Entries shown
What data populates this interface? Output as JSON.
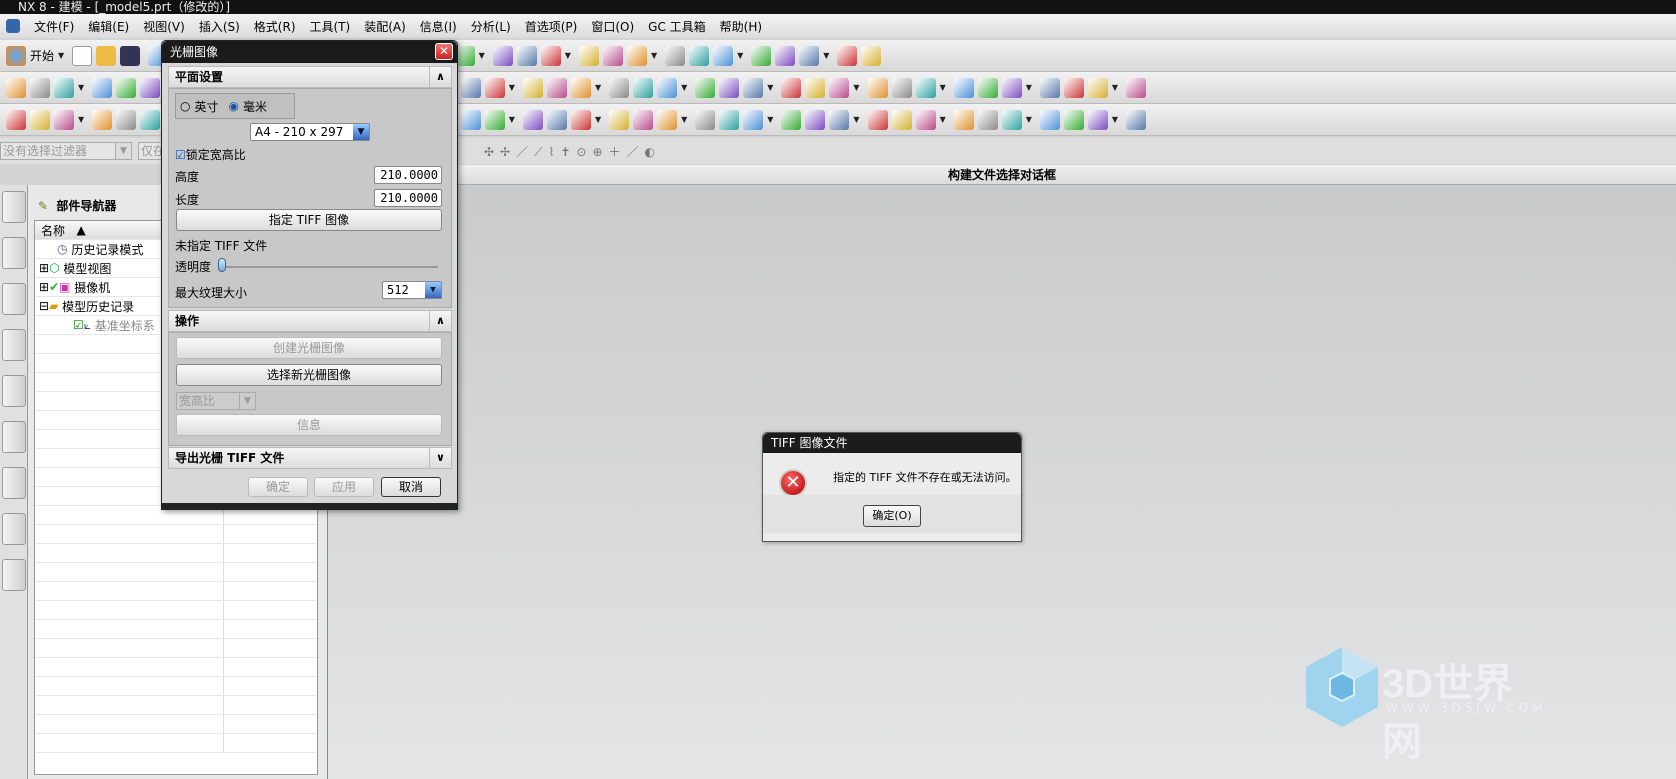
{
  "window": {
    "title": "NX 8 - 建模 - [_model5.prt（修改的）]"
  },
  "menu": [
    "文件(F)",
    "编辑(E)",
    "视图(V)",
    "插入(S)",
    "格式(R)",
    "工具(T)",
    "装配(A)",
    "信息(I)",
    "分析(L)",
    "首选项(P)",
    "窗口(O)",
    "GC 工具箱",
    "帮助(H)"
  ],
  "toolbar": {
    "start_label": "开始"
  },
  "filter": {
    "selection_filter": "没有选择过滤器",
    "scope": "仅在"
  },
  "graphics": {
    "header": "构建文件选择对话框"
  },
  "navigator": {
    "title": "部件导航器",
    "column": "名称",
    "items": [
      {
        "label": "历史记录模式"
      },
      {
        "label": "模型视图"
      },
      {
        "label": "摄像机"
      },
      {
        "label": "模型历史记录"
      },
      {
        "label": "基准坐标系"
      }
    ]
  },
  "raster_dialog": {
    "title": "光栅图像",
    "section_plane": "平面设置",
    "unit_inch": "英寸",
    "unit_mm": "毫米",
    "selected_unit": "毫米",
    "paper_size": "A4 - 210 x 297",
    "lock_aspect": "锁定宽高比",
    "lock_aspect_checked": true,
    "height_label": "高度",
    "height_value": "210.0000",
    "length_label": "长度",
    "length_value": "210.0000",
    "specify_tiff": "指定 TIFF 图像",
    "no_tiff": "未指定 TIFF 文件",
    "transparency_label": "透明度",
    "transparency": 0,
    "max_texture_label": "最大纹理大小",
    "max_texture": "512",
    "section_ops": "操作",
    "create_btn": "创建光栅图像",
    "select_btn": "选择新光栅图像",
    "aspect_combo": "宽高比",
    "info_btn": "信息",
    "section_export": "导出光栅 TIFF 文件",
    "ok": "确定",
    "apply": "应用",
    "cancel": "取消"
  },
  "message": {
    "title": "TIFF 图像文件",
    "text": "指定的 TIFF 文件不存在或无法访问。",
    "ok": "确定(O)"
  },
  "watermark": {
    "name": "3D世界网",
    "url": "WWW.3DSJW.COM"
  }
}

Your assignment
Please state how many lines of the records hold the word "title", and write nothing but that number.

Result of this exercise
4